### WORK ITEM
Please tell how many of the lines below contain "value", using only a number.

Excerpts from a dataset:
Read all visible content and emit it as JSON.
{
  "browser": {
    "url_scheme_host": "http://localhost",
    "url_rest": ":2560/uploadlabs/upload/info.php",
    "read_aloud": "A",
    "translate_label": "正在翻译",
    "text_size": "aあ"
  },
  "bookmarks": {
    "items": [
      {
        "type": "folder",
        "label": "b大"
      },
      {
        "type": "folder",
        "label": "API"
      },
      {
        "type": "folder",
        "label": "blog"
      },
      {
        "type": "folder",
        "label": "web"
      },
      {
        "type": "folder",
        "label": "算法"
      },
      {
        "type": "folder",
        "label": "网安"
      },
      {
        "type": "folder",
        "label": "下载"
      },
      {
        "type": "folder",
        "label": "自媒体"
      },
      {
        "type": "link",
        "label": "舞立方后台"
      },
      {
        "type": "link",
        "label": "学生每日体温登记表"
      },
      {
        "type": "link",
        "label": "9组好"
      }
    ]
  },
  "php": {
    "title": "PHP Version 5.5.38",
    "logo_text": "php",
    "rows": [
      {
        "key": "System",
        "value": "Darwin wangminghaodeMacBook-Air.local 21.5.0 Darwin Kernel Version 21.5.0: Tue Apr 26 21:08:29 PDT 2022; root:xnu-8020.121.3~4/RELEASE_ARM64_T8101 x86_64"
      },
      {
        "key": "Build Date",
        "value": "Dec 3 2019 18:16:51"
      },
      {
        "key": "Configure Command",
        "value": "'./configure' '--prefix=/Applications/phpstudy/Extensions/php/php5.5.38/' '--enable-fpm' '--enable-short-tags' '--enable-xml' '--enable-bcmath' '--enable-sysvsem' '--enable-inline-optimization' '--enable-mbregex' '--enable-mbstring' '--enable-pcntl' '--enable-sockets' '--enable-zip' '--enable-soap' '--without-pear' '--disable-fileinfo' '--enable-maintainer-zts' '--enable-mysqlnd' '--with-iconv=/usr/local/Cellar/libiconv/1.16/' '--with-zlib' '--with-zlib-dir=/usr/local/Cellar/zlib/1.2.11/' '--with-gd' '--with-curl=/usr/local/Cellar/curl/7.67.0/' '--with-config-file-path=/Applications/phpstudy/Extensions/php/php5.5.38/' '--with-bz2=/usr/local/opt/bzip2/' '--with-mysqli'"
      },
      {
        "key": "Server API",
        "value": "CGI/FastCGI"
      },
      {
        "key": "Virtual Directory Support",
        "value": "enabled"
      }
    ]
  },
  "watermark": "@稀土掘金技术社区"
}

### THE COMPLETED TASK
5